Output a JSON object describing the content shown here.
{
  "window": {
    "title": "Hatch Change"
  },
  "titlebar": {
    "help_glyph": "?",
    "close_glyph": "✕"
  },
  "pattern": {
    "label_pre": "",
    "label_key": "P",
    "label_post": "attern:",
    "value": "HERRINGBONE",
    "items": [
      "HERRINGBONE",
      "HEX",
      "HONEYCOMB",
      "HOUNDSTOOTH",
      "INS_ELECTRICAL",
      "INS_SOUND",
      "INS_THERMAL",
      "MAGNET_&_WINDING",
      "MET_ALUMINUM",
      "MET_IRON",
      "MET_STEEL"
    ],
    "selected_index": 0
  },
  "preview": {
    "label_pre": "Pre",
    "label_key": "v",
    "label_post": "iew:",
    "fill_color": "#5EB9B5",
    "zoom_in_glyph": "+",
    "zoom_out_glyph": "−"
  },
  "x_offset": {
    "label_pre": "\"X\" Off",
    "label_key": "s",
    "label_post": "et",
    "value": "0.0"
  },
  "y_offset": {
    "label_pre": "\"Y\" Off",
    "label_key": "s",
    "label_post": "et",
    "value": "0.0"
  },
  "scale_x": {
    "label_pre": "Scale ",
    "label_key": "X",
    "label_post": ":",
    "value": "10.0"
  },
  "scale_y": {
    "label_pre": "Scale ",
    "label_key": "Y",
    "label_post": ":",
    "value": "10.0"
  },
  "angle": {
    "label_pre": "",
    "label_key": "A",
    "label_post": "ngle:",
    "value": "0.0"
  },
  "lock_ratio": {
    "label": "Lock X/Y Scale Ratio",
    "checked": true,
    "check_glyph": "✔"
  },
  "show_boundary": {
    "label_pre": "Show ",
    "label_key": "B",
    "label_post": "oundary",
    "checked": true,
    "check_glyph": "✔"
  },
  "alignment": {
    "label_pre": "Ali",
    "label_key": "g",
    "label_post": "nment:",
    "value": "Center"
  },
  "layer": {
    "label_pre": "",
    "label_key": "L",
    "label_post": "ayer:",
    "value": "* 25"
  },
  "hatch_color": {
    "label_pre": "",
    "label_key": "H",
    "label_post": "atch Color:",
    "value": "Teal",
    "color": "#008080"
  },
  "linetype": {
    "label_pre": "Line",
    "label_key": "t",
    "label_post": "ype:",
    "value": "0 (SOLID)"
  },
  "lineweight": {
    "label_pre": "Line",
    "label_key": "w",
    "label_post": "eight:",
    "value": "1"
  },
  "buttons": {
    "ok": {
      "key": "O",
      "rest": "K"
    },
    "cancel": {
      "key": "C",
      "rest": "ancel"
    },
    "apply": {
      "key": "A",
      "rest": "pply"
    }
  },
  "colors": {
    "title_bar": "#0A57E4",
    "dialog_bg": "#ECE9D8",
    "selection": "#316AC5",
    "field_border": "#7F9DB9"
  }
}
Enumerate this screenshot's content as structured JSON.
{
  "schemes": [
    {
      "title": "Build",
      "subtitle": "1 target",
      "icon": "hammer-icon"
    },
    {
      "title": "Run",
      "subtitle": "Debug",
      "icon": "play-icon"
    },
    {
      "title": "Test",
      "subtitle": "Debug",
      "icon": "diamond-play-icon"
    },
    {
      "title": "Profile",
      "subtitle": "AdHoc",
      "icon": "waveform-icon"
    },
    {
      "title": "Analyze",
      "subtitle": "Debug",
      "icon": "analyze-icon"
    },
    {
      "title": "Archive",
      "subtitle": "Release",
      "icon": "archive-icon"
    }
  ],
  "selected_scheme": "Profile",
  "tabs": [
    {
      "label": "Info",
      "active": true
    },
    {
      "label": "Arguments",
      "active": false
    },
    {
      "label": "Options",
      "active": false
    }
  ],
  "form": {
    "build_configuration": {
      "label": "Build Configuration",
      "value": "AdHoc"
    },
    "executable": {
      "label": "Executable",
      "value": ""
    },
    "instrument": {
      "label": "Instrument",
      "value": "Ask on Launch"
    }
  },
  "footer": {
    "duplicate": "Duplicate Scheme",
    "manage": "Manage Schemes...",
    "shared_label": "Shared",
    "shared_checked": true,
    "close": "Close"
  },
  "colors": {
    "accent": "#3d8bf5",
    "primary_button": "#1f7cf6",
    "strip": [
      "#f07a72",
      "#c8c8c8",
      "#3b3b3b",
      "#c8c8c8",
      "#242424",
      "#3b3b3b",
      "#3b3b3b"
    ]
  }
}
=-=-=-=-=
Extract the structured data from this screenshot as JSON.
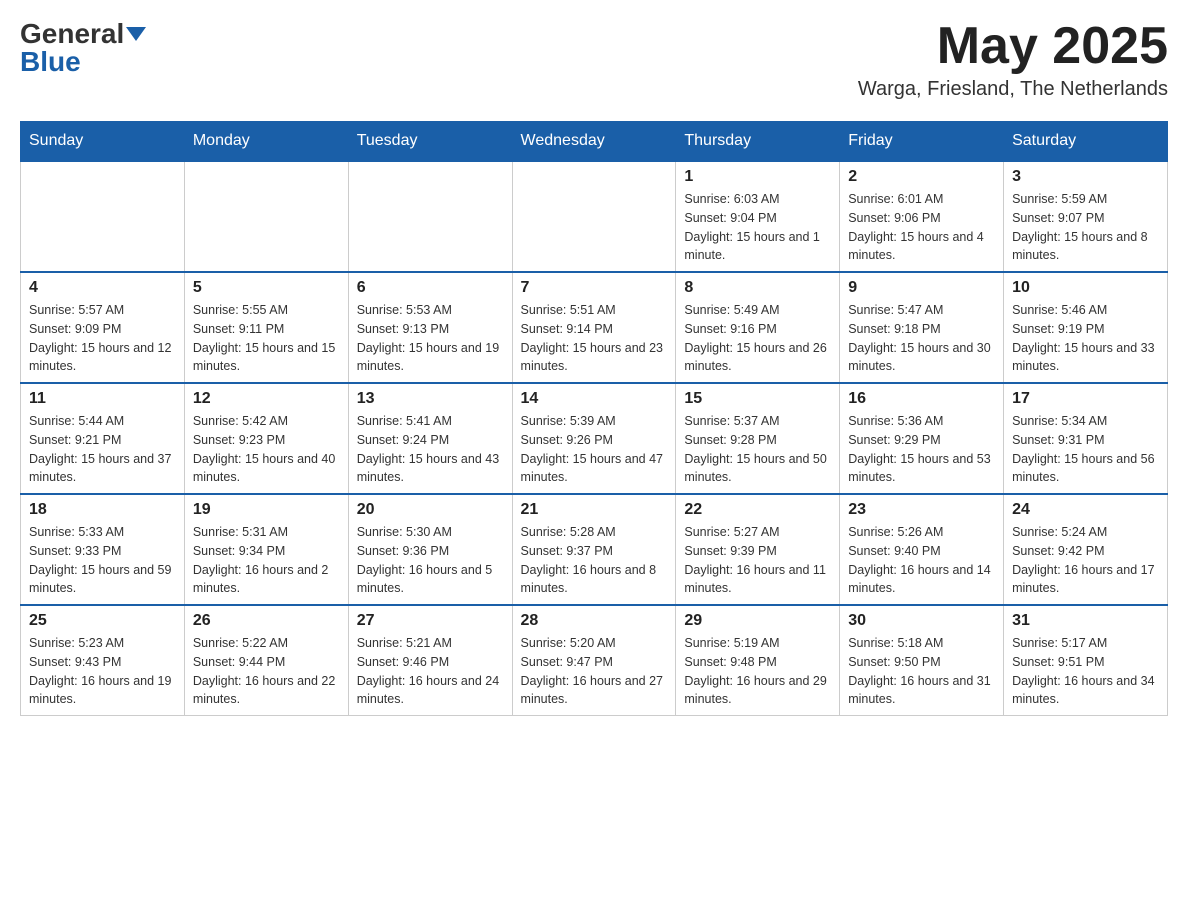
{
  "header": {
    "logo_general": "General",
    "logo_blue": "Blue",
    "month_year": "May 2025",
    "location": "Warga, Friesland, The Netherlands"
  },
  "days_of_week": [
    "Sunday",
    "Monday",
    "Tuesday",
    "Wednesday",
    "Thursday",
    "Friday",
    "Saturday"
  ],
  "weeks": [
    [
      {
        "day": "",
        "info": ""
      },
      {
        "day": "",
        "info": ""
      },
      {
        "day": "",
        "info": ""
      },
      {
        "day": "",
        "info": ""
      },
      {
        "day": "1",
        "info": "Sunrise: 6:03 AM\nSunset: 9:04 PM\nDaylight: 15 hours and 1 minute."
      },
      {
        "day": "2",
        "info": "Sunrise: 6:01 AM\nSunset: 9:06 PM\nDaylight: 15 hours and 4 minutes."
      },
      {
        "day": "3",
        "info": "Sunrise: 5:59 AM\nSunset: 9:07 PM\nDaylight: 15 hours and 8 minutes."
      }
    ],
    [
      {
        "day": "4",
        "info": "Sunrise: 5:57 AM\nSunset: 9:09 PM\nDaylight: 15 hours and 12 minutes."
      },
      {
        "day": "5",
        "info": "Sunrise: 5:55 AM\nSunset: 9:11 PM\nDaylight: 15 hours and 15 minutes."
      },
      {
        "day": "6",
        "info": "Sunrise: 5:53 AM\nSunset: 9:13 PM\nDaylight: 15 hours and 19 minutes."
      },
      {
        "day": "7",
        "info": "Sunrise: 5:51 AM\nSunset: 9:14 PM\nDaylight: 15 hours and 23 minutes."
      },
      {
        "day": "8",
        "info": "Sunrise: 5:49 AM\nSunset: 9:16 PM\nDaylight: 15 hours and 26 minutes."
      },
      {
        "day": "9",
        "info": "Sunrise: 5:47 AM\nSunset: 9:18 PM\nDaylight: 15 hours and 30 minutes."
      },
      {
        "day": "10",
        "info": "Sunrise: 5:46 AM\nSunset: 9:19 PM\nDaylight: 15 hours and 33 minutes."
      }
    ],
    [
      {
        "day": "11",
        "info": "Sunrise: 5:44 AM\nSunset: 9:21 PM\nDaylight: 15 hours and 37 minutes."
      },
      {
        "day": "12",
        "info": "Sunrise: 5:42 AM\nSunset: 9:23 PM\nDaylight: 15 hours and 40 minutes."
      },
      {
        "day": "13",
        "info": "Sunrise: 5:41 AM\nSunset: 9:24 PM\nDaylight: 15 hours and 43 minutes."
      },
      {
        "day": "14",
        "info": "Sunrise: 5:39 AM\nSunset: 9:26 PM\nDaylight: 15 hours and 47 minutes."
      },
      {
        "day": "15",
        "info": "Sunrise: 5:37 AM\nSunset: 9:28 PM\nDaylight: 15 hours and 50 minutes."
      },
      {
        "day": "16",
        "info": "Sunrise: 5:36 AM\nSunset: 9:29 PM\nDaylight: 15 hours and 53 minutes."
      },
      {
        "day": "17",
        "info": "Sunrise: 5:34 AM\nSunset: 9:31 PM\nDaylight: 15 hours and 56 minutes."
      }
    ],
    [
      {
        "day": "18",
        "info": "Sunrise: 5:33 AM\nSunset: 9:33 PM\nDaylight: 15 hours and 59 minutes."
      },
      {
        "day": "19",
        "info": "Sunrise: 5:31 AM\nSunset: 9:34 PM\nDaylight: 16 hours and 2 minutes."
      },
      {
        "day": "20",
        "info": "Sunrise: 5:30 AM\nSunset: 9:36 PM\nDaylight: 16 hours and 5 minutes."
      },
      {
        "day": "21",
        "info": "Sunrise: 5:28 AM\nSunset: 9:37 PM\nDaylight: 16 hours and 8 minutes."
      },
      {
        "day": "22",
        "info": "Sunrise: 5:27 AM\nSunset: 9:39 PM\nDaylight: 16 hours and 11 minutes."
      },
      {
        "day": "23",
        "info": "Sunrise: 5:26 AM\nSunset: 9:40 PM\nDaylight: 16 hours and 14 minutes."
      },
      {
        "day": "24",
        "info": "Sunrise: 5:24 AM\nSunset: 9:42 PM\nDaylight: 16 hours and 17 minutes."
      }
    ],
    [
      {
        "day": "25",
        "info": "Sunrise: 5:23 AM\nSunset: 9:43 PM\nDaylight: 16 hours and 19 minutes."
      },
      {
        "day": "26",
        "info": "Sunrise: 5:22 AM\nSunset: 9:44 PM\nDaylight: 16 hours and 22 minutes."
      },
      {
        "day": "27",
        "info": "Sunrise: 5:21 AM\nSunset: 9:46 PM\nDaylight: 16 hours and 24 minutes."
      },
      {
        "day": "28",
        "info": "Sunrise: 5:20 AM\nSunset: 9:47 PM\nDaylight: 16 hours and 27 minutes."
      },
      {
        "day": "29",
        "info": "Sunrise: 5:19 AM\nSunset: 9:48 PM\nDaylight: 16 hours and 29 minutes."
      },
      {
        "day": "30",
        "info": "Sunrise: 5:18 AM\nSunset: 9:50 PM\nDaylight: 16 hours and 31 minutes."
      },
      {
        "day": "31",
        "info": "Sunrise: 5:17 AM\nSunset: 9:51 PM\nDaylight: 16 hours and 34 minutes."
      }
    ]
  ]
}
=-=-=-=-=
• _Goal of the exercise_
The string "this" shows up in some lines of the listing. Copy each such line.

• _Reply_
Enumerate this screenshot's content as structured JSON.
Extract the structured data from this screenshot as JSON.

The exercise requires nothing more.